**What to work on**
Please print the records below exactly as they are.

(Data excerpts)
____
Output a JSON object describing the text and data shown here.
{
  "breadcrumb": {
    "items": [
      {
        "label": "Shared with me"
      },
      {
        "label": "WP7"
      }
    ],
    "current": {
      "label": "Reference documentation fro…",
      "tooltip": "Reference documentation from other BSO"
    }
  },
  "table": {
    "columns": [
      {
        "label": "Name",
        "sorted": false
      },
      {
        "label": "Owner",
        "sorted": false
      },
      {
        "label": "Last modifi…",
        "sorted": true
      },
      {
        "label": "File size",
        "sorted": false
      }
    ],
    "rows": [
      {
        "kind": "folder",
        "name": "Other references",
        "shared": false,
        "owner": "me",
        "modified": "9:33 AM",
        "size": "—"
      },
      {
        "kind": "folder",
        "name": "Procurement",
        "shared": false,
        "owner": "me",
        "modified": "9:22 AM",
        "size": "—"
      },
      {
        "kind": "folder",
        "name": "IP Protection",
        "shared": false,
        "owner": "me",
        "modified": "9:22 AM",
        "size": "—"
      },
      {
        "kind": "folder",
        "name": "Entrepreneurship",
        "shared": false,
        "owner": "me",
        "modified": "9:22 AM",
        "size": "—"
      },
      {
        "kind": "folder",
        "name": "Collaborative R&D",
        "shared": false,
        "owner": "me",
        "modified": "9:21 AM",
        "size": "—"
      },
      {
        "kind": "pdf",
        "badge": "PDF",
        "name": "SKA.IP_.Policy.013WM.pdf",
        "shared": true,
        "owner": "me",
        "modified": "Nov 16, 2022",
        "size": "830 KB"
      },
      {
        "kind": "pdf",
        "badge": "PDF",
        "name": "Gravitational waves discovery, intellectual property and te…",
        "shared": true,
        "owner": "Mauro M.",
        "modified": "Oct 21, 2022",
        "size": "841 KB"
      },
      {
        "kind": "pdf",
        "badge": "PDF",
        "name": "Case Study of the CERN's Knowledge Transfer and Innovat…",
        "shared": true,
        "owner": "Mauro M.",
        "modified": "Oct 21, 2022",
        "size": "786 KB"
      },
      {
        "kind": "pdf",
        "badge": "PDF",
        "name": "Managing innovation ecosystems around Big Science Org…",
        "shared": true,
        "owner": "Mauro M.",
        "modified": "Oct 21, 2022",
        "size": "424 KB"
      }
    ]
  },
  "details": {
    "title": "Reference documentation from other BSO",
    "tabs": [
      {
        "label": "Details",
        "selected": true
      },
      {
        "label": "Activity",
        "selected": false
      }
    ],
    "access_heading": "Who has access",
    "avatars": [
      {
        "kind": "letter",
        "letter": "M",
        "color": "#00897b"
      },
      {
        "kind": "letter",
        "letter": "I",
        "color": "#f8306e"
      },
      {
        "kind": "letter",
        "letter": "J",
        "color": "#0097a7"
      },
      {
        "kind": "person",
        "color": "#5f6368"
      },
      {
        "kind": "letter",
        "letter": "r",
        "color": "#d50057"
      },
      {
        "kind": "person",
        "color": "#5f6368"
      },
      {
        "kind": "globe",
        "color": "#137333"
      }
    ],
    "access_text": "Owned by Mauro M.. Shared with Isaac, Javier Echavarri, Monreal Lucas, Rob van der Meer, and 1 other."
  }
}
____
**Task result**
Output a JSON object describing the text and data shown here.
{
  "breadcrumb": {
    "items": [
      {
        "label": "Shared with me"
      },
      {
        "label": "WP7"
      }
    ],
    "current": {
      "label": "Reference documentation fro…",
      "tooltip": "Reference documentation from other BSO"
    }
  },
  "table": {
    "columns": [
      {
        "label": "Name",
        "sorted": false
      },
      {
        "label": "Owner",
        "sorted": false
      },
      {
        "label": "Last modifi…",
        "sorted": true
      },
      {
        "label": "File size",
        "sorted": false
      }
    ],
    "rows": [
      {
        "kind": "folder",
        "name": "Other references",
        "shared": false,
        "owner": "me",
        "modified": "9:33 AM",
        "size": "—"
      },
      {
        "kind": "folder",
        "name": "Procurement",
        "shared": false,
        "owner": "me",
        "modified": "9:22 AM",
        "size": "—"
      },
      {
        "kind": "folder",
        "name": "IP Protection",
        "shared": false,
        "owner": "me",
        "modified": "9:22 AM",
        "size": "—"
      },
      {
        "kind": "folder",
        "name": "Entrepreneurship",
        "shared": false,
        "owner": "me",
        "modified": "9:22 AM",
        "size": "—"
      },
      {
        "kind": "folder",
        "name": "Collaborative R&D",
        "shared": false,
        "owner": "me",
        "modified": "9:21 AM",
        "size": "—"
      },
      {
        "kind": "pdf",
        "badge": "PDF",
        "name": "SKA.IP_.Policy.013WM.pdf",
        "shared": true,
        "owner": "me",
        "modified": "Nov 16, 2022",
        "size": "830 KB"
      },
      {
        "kind": "pdf",
        "badge": "PDF",
        "name": "Gravitational waves discovery, intellectual property and te…",
        "shared": true,
        "owner": "Mauro M.",
        "modified": "Oct 21, 2022",
        "size": "841 KB"
      },
      {
        "kind": "pdf",
        "badge": "PDF",
        "name": "Case Study of the CERN's Knowledge Transfer and Innovat…",
        "shared": true,
        "owner": "Mauro M.",
        "modified": "Oct 21, 2022",
        "size": "786 KB"
      },
      {
        "kind": "pdf",
        "badge": "PDF",
        "name": "Managing innovation ecosystems around Big Science Org…",
        "shared": true,
        "owner": "Mauro M.",
        "modified": "Oct 21, 2022",
        "size": "424 KB"
      }
    ]
  },
  "details": {
    "title": "Reference documentation from other BSO",
    "tabs": [
      {
        "label": "Details",
        "selected": true
      },
      {
        "label": "Activity",
        "selected": false
      }
    ],
    "access_heading": "Who has access",
    "avatars": [
      {
        "kind": "letter",
        "letter": "M",
        "color": "#00897b"
      },
      {
        "kind": "letter",
        "letter": "I",
        "color": "#f8306e"
      },
      {
        "kind": "letter",
        "letter": "J",
        "color": "#0097a7"
      },
      {
        "kind": "person",
        "color": "#5f6368"
      },
      {
        "kind": "letter",
        "letter": "r",
        "color": "#d50057"
      },
      {
        "kind": "person",
        "color": "#5f6368"
      },
      {
        "kind": "globe",
        "color": "#137333"
      }
    ],
    "access_text": "Owned by Mauro M.. Shared with Isaac, Javier Echavarri, Monreal Lucas, Rob van der Meer, and 1 other."
  }
}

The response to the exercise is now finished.